Only 20% of trusts have met digitisation targets
Last week, NHS England highlighted that with their best estimate only 20% of NHS trusts were achieving their minimum digital foundations essential for reaching the level of digitisation outlined in the 2019 NHS Long Term Plan.
Within this plan digitisation was required to cover a range of clinical and operational processes across NHS departments and settings by an initial target of 2024, a target which has since been revised to the end of 2025.
In a webinar by Tech UK, Paul Gilliat, from NHSE’s frontline digitisation team said that most trusts were on their way to becoming digitally mature, however, 160 trusts are yet to reach their digitisation targets. To meet these goals Mr Gilliat said future need-based funding will be provided, with NHSE hoping that several hundred million pounds of capital funding will be unlocked to support future digital transformation and ultimately improve electronic patient records which remains a key goal. He emphasised the importance of having more discussions about funding so trusts can better understand and reach their digitisation targets.
He said: “Funding has been allocated to trusts based on need and they should know what indicative funding envelopes they’re working with for the next three years, which means they can put plans and strategies in place.”
Read more at Health Service Journal.
Menopausal women in NHS England to be offered flexible working
Under new guidance, menopausal women working in NHS England, should they need, can now work flexibly.
The NHS England Chief Executive, Amanda Pritchard, has called upon other employers to follow suit and implement the NHS’s transferable guidance to help employees going through menopause who may be “suffering in silence” with a lack of support and potential embarrassment. This new plan aims to help women thrive in work both through increasing public awareness for menopause and offering practical solutions for managing physical symptoms. This includes cooler uniforms, the use of fans for improved temperature control, lighter duties and increased staff training.
She said: "Menopause is not a health condition, it’s a stage of life, and I want all women facing this transition in the NHS to have access to the right support to stay in and thrive at work.”
Read more at The Guardian.
The majority with long Covid experience discrimination and stigma
A new study by PLOS One has found that most people living with long Covid experience some form of stigma directly related to their condition. Since October 1st, 2022, the ONS reports that 3.3% of people in the UK are living with long Covid. However, as research is still in its early stages, assessing the true burden of this condition has been challenging.
This study, led by Dr Marija Pantelic, lecturer in Public Health at Brighton and Sussex Medical School had several key findings:
There is lots of shame among individuals with long Covid and many report feeling embarrassed and “very different” from those without the condition
This stigma is higher in individuals who have received a clinical diagnosis of long Covid
The prevalence of long Covid is greater among females, people living in more deprived areas and those working in social care
When discussing the consequences of these findings Dr Pantelic emphasised the importance of increased Covid support and awareness.

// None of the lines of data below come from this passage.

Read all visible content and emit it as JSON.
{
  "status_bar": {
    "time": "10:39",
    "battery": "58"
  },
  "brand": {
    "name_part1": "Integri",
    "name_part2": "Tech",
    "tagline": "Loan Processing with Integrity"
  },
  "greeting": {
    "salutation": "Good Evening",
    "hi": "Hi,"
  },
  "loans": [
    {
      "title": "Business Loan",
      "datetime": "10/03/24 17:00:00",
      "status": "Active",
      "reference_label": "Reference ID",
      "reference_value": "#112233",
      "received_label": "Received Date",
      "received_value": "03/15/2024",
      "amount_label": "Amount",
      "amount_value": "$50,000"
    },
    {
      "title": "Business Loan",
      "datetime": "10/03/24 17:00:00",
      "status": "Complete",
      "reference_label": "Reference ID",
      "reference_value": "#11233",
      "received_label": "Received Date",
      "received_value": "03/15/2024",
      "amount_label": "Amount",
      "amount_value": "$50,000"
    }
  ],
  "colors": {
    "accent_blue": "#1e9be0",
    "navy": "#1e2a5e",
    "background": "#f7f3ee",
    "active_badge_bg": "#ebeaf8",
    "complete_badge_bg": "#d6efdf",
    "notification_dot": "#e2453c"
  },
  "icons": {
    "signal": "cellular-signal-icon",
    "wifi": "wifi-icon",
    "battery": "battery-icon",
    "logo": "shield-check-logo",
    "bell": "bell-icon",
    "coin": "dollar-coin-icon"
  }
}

She said: "We know from decades of research with other long-term conditions such as asthma, depression, and HIV that stigma has dire consequences for public health. Fear of stigma is also likely to drive people away from health services and other support, which over time has detrimental consequences on people’s physical and mental health."
Read more at Medscape.
NHS creates standalone breast cancer unit to reduce waiting times
The week the NHS announced the introduction of its first standalone breast cancer centre which aims to: provide women with a diagnosis within 48 hours, surgery within a week and complete 1,200 operations per year.
This new centre, built on the site of St Bartholomew’s Hospital in East London, is scheduled to open in 2024 and will provide world-leading specialists including 150 staff and 45 doctors with the opportunity to collaborate under one roof. The centre aims to centralise breast cancer care by providing both chemotherapy and radiotherapy at the same place. A plan they hope will not only eliminate patient commutes but also help to reduce high cancer waiting times attributed to COVID backlogs and increasing NHS pressure.
When asked about the new project Lauren Johnston, a consultant breast surgeon at St Bartholomew's Hospital discussed the relevance of the centre’s East London location.
She said: “The type of disease that we see in East London is much more aggressive than we see everywhere else because of the demographics of our patients. The centre puts us on the map internationally.”
Read more at The Times
Quote of the Week:
Analyses of the average bed occupancy rates in England between July and September highlighted that 15% of hospital beds were being used by patients with “no criteria to reside”. However, over the last few months these rates have steadily increased. New reports predict that as many as one in three hospital beds are currently occupied by patients fit for discharge across the Southwest region. Talking to the Guardian, Prof Martin Green, Chief Executive of Care England sheds more light on this issue.
He said: “What we see are [that] late discharges often result in people having far more dependency than they would have done if they’d been discharged appropriately.”
Read more here